As the victims of San Diego’s recent disasters know, wildfires, earthquakes, water main breaks, and even power outages have a way of revealing the value of preparedness. Many victims fall into the trap of denial, convincing themselves that disasters will never happen to them or that it won’t be that bad. Those who champion micro-gaming know that change cannot be forced; individuals and teams have to want it for themselves. Peter Danielson, an assistant professor in UC San Diego’s Global Public Health department, and Daniel Jacobsen, a Ph.D. candidate in UC San Diego’s Bioengineering department, are both students in Kalichman’s course. They say that the use of past experience as topics for micro-gaming is valuable to develop that respect for the power of disasters to change lives. Van Saun cautions, however, that the skills developed in micro-gaming are perishable. Jacobsen concurs that “they must be worked frequently and on a continual basis; otherwise they atrophy.”
Van Saun believes that through the regular practice of microgaming, small businesses can find better ways to manage risk and be prepared for natural and even man-made disasters. As more San Diego small businesses engage in this practice, the whole community builds resilience across the entire spectrum of risk.
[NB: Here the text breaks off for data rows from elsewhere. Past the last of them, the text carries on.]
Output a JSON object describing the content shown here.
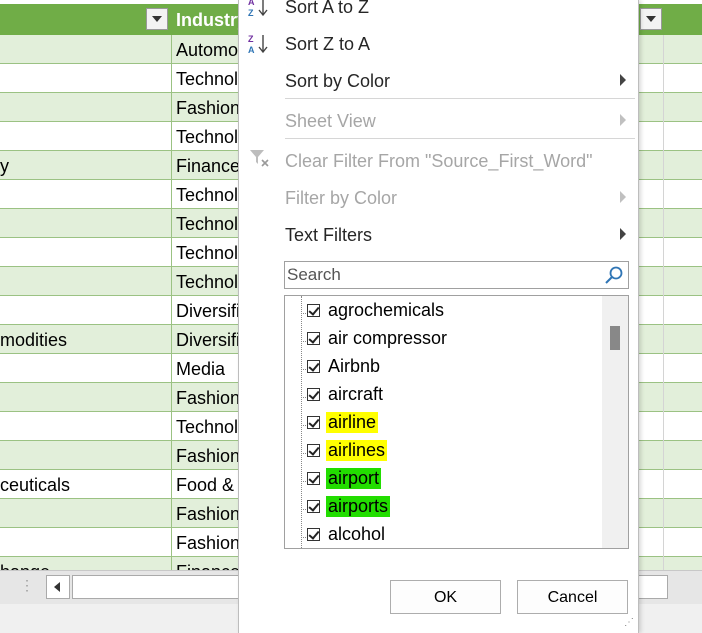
{
  "sheet": {
    "header": {
      "industry_label": "Industry"
    },
    "rows": [
      {
        "a": "",
        "b": "Automotive",
        "green": true
      },
      {
        "a": "",
        "b": "Technology",
        "green": false
      },
      {
        "a": "",
        "b": "Fashion",
        "green": true
      },
      {
        "a": "",
        "b": "Technology",
        "green": false
      },
      {
        "a": "y",
        "b": "Finance",
        "green": true
      },
      {
        "a": "",
        "b": "Technology",
        "green": false
      },
      {
        "a": "",
        "b": "Technology",
        "green": true
      },
      {
        "a": "",
        "b": "Technology",
        "green": false
      },
      {
        "a": "",
        "b": "Technology",
        "green": true
      },
      {
        "a": "",
        "b": "Diversified",
        "green": false
      },
      {
        "a": "modities",
        "b": "Diversified",
        "green": true
      },
      {
        "a": "",
        "b": "Media",
        "green": false
      },
      {
        "a": "",
        "b": "Fashion",
        "green": true
      },
      {
        "a": "",
        "b": "Technology",
        "green": false
      },
      {
        "a": "",
        "b": "Fashion",
        "green": true
      },
      {
        "a": "ceuticals",
        "b": "Food &",
        "green": false
      },
      {
        "a": "",
        "b": "Fashion",
        "green": true
      },
      {
        "a": "",
        "b": "Fashion",
        "green": false
      },
      {
        "a": "hange",
        "b": "Finance",
        "green": true
      }
    ]
  },
  "menu": {
    "sort_a_to_z": "Sort A to Z",
    "sort_z_to_a": "Sort Z to A",
    "sort_by_color": "Sort by Color",
    "sheet_view": "Sheet View",
    "clear_filter": "Clear Filter From \"Source_First_Word\"",
    "filter_by_color": "Filter by Color",
    "text_filters": "Text Filters",
    "search_placeholder": "Search",
    "items": [
      {
        "label": "agrochemicals",
        "checked": true,
        "highlight": ""
      },
      {
        "label": "air compressor",
        "checked": true,
        "highlight": ""
      },
      {
        "label": "Airbnb",
        "checked": true,
        "highlight": ""
      },
      {
        "label": "aircraft",
        "checked": true,
        "highlight": ""
      },
      {
        "label": "airline",
        "checked": true,
        "highlight": "yellow"
      },
      {
        "label": "airlines",
        "checked": true,
        "highlight": "yellow"
      },
      {
        "label": "airport",
        "checked": true,
        "highlight": "green"
      },
      {
        "label": "airports",
        "checked": true,
        "highlight": "green"
      },
      {
        "label": "alcohol",
        "checked": true,
        "highlight": ""
      }
    ],
    "ok": "OK",
    "cancel": "Cancel"
  },
  "colors": {
    "header_green": "#70ad47",
    "band_green": "#e2efda",
    "highlight_yellow": "#ffff00",
    "highlight_green": "#22dd00"
  }
}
Sara Jones (Rady MBA, 2013) is an active volunteer with the U.S.C.G. Auxiliary. Her interest in business continuity and preparedness comes from her volunteer and paid experiences with the American Red Cross, including the 2003 and 2007 San Diego wildfires and the 2004 and 2005 hurricane seasons, as well as her role as an analyst in support of the Department of Homeland Security.
- Kyle, Keegan. “Fact Check: A City of Small Businesses.” Voice of San Diego, May 25, 2012. Accessed March 28, 2013. http://www.voiceofsandiego.org/fact/article_cb5f0dcc- 3597-11e1-bfeb-001871e3ce6c.html
- The American National Red Cross. How the Ready Rating Program Works. 2013. Accessed March 25, 2013. http://www.readyrating.org/HowItWorks.aspx.
- National Universtity System Institute for Policy Research. Economic Impact of September 9th Power Outage: Conservatively Estimated at $97 to $118 Million. National Universtity System Institute for Policy Research, 2011.